This example shows a Shirley Background that includes only the Two (2) main peaks. This Background does not include the satellites that are due to shake-up or multiple splitting . Is that OK? Usually not. But sometimes the data-analyst does not need that information. Be careful if you limit the background range to be small. You might miss important chemistry information.
This example shows a Shirley Background that includes the high BE satellite structure. This wider background requires the data-analyst to think more and to assign a chemical state or electronic state to the structures at higher BE.
This example shows two iterated Shirley background widths (ranges) for the Ca (2p) peaks in CaCO3. The shorter lower background produces an obvious endpoint that intercepts real spectral data at ~352 eV. Is this a better background than the longer Shirley background that stops at ~364 eV?
Perhaps a Linear background would allow all peaks above the background to be included. A Tougaard Background (not shown) might be the better background. Perhaps we should use two (2s) separate Shirley backgrounds. This example raises many questions about which Background Shape (TYPE) to use and which Background Width (range) to use. Later in this webpage we will provide more guidance on this questions, and also describe how the backgrounds are different in the way they correct for XPS signal.
This example shows two iterated Shirley background widths (ranges) for the Cr (2p) peaks in Cr2O3 (exposed bulk of a single crystal). The shorter higher background produces an obvious endpoint that intercepts real spectral data at ~592 eV. Is this a better background than the longer Shirley background that stops at ~620 eV? These difference choices affect the information that can be derived from this spectrum.
The following two (2) survey spectra use two different Background Widths to integrate the peak area of the Cu (2p3) signal because the Cu (2+) chemical state produces a Shake-up Structure that should be included with peak-fitting the Cu (2p3) signal and also when generating Atom % values for the amount of Copper present in this sample of pure CuO.
Tougaard Background Introduced
This spectrum has a very wide Iterated Shirley Background Width and a Tougaard Background width. Tougaard Background widths are often very wide because they take into account more electronic interactions that are not directly considered when using an Iterated Shirley Background.
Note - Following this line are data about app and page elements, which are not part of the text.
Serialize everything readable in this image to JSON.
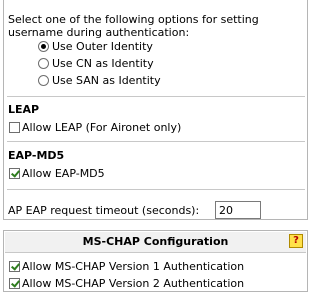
{
  "identity": {
    "prompt": "Select one of the following options for setting username during authentication:",
    "options": [
      {
        "label": "Use Outer Identity",
        "selected": true
      },
      {
        "label": "Use CN as Identity",
        "selected": false
      },
      {
        "label": "Use SAN as Identity",
        "selected": false
      }
    ]
  },
  "leap": {
    "title": "LEAP",
    "allow_label": "Allow LEAP (For Aironet only)",
    "allow_checked": false
  },
  "eap_md5": {
    "title": "EAP-MD5",
    "allow_label": "Allow EAP-MD5",
    "allow_checked": true
  },
  "timeout": {
    "label": "AP EAP request timeout (seconds):",
    "value": "20"
  },
  "ms_chap": {
    "title": "MS-CHAP Configuration",
    "help_icon": "help-icon",
    "help_glyph": "?",
    "items": [
      {
        "label": "Allow MS-CHAP Version 1 Authentication",
        "checked": true
      },
      {
        "label": "Allow MS-CHAP Version 2 Authentication",
        "checked": true
      }
    ]
  }
}
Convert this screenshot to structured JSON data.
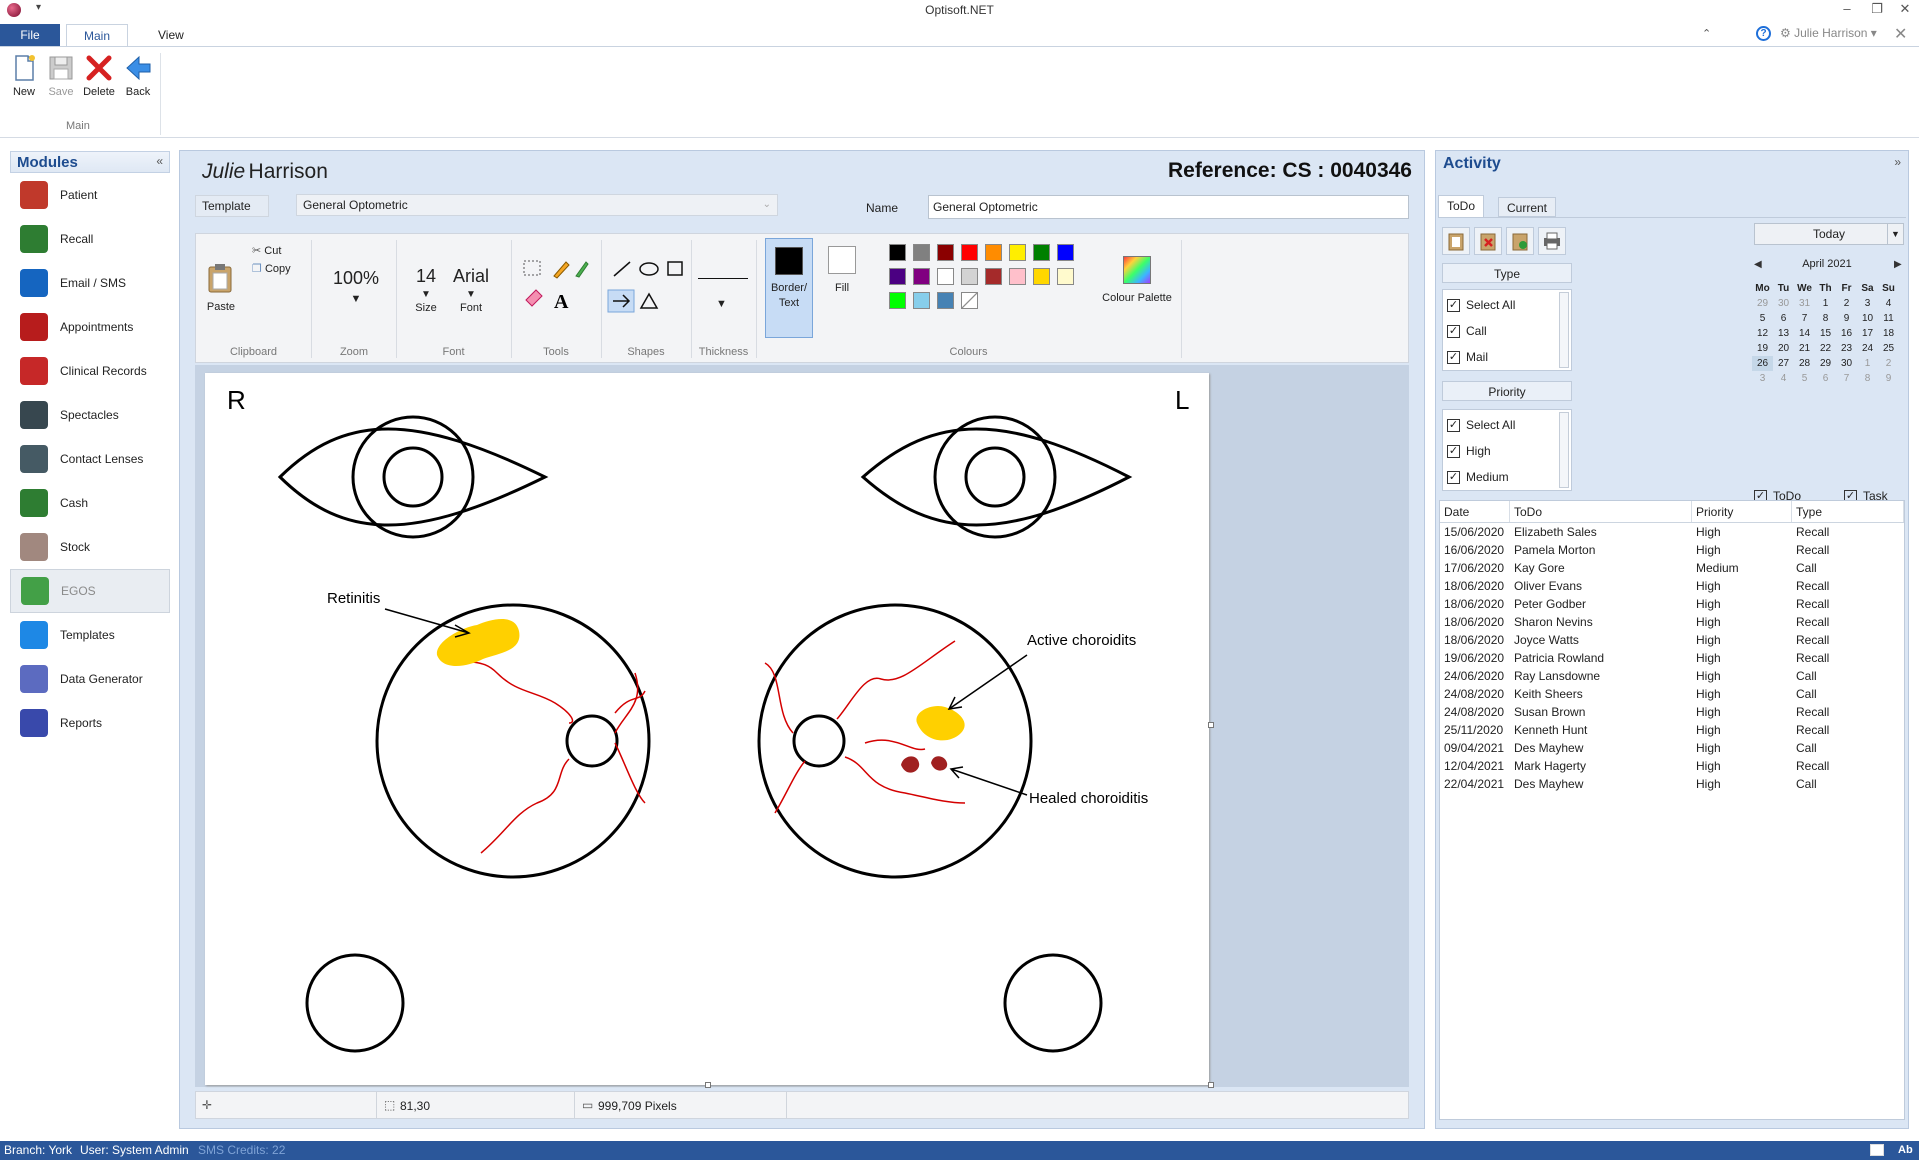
{
  "window": {
    "title": "Optisoft.NET",
    "user": "Julie Harrison"
  },
  "tabs": {
    "file": "File",
    "main": "Main",
    "view": "View"
  },
  "ribbon": {
    "new": "New",
    "save": "Save",
    "delete": "Delete",
    "back": "Back",
    "group": "Main"
  },
  "modules": {
    "title": "Modules",
    "items": [
      {
        "label": "Patient",
        "color": "#c0392b"
      },
      {
        "label": "Recall",
        "color": "#2e7d32"
      },
      {
        "label": "Email / SMS",
        "color": "#1565c0"
      },
      {
        "label": "Appointments",
        "color": "#b71c1c"
      },
      {
        "label": "Clinical Records",
        "color": "#c62828"
      },
      {
        "label": "Spectacles",
        "color": "#37474f"
      },
      {
        "label": "Contact Lenses",
        "color": "#455a64"
      },
      {
        "label": "Cash",
        "color": "#2e7d32"
      },
      {
        "label": "Stock",
        "color": "#a1887f"
      },
      {
        "label": "EGOS",
        "color": "#43a047"
      },
      {
        "label": "Templates",
        "color": "#1e88e5"
      },
      {
        "label": "Data Generator",
        "color": "#5c6bc0"
      },
      {
        "label": "Reports",
        "color": "#3949ab"
      }
    ]
  },
  "patient": {
    "first": "Julie",
    "last": "Harrison",
    "reference": "Reference: CS : 0040346"
  },
  "template": {
    "button": "Template",
    "value": "General Optometric",
    "name_label": "Name",
    "name_value": "General Optometric"
  },
  "draw": {
    "paste": "Paste",
    "cut": "Cut",
    "copy": "Copy",
    "clipboard": "Clipboard",
    "zoom_value": "100%",
    "zoom": "Zoom",
    "size_value": "14",
    "size": "Size",
    "font_value": "Arial",
    "font_label": "Font",
    "font_group": "Font",
    "tools": "Tools",
    "shapes": "Shapes",
    "thickness": "Thickness",
    "border_text": "Border/\nText",
    "fill": "Fill",
    "colours": "Colours",
    "colour_palette": "Colour Palette",
    "swatches": [
      "#000000",
      "#808080",
      "#8b0000",
      "#ff0000",
      "#ff8c00",
      "#ffee00",
      "#008000",
      "#0000ff",
      "#4b0082",
      "#800080",
      "#ffffff",
      "#d3d3d3",
      "#a52a2a",
      "#ffc0cb",
      "#ffd700",
      "#fffacd",
      "#00ff00",
      "#87ceeb",
      "#4682b4",
      "none"
    ]
  },
  "canvas": {
    "right_label": "R",
    "left_label": "L",
    "retinitis": "Retinitis",
    "active": "Active choroidits",
    "healed": "Healed choroiditis"
  },
  "status": {
    "coords": "81,30",
    "pixels": "999,709 Pixels"
  },
  "activity": {
    "title": "Activity",
    "tabs": [
      "ToDo",
      "Current"
    ],
    "type_header": "Type",
    "type_items": [
      "Select All",
      "Call",
      "Mail"
    ],
    "priority_header": "Priority",
    "priority_items": [
      "Select All",
      "High",
      "Medium"
    ],
    "today": "Today",
    "month": "April 2021",
    "weekdays": [
      "Mo",
      "Tu",
      "We",
      "Th",
      "Fr",
      "Sa",
      "Su"
    ],
    "weeks": [
      [
        "29",
        "30",
        "31",
        "1",
        "2",
        "3",
        "4"
      ],
      [
        "5",
        "6",
        "7",
        "8",
        "9",
        "10",
        "11"
      ],
      [
        "12",
        "13",
        "14",
        "15",
        "16",
        "17",
        "18"
      ],
      [
        "19",
        "20",
        "21",
        "22",
        "23",
        "24",
        "25"
      ],
      [
        "26",
        "27",
        "28",
        "29",
        "30",
        "1",
        "2"
      ],
      [
        "3",
        "4",
        "5",
        "6",
        "7",
        "8",
        "9"
      ]
    ],
    "chk_todo": "ToDo",
    "chk_task": "Task",
    "columns": [
      "Date",
      "ToDo",
      "Priority",
      "Type"
    ],
    "rows": [
      [
        "15/06/2020",
        "Elizabeth Sales",
        "High",
        "Recall"
      ],
      [
        "16/06/2020",
        "Pamela Morton",
        "High",
        "Recall"
      ],
      [
        "17/06/2020",
        "Kay Gore",
        "Medium",
        "Call"
      ],
      [
        "18/06/2020",
        "Oliver Evans",
        "High",
        "Recall"
      ],
      [
        "18/06/2020",
        "Peter Godber",
        "High",
        "Recall"
      ],
      [
        "18/06/2020",
        "Sharon Nevins",
        "High",
        "Recall"
      ],
      [
        "18/06/2020",
        "Joyce Watts",
        "High",
        "Recall"
      ],
      [
        "19/06/2020",
        "Patricia Rowland",
        "High",
        "Recall"
      ],
      [
        "24/06/2020",
        "Ray Lansdowne",
        "High",
        "Call"
      ],
      [
        "24/08/2020",
        "Keith Sheers",
        "High",
        "Call"
      ],
      [
        "24/08/2020",
        "Susan Brown",
        "High",
        "Recall"
      ],
      [
        "25/11/2020",
        "Kenneth Hunt",
        "High",
        "Recall"
      ],
      [
        "09/04/2021",
        "Des Mayhew",
        "High",
        "Call"
      ],
      [
        "12/04/2021",
        "Mark Hagerty",
        "High",
        "Recall"
      ],
      [
        "22/04/2021",
        "Des Mayhew",
        "High",
        "Call"
      ]
    ]
  },
  "bottom": {
    "branch": "Branch: York",
    "user": "User: System Admin",
    "credits": "SMS Credits: 22"
  }
}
This example shows 3 distinct Shirley Backgrounds. Which one is correct? Which was is best for generating Atom% quantitation results? Which one is best if we are peak-fitting? These questions are not easy to answer.
This set of spectra shows the basic anatomy of a chemical state spectrum for a pure graphite (HOPG) type of carbon. Please note that most chemical state spectra have spectral windows that are between 20 and 30 eV in width. This one has a 45 eV spectral window width. This wider than normal width allows the data-analyst to learn more about the “extrinsic” energy loss plasmon that starts at ~298 eV. The very high S/N of this spectrum allows the data-analyst to vertically zoom the spectrum to get a clear view of the pi-pi* bands that exist for carbon having conjugated sp2 pi-bonds.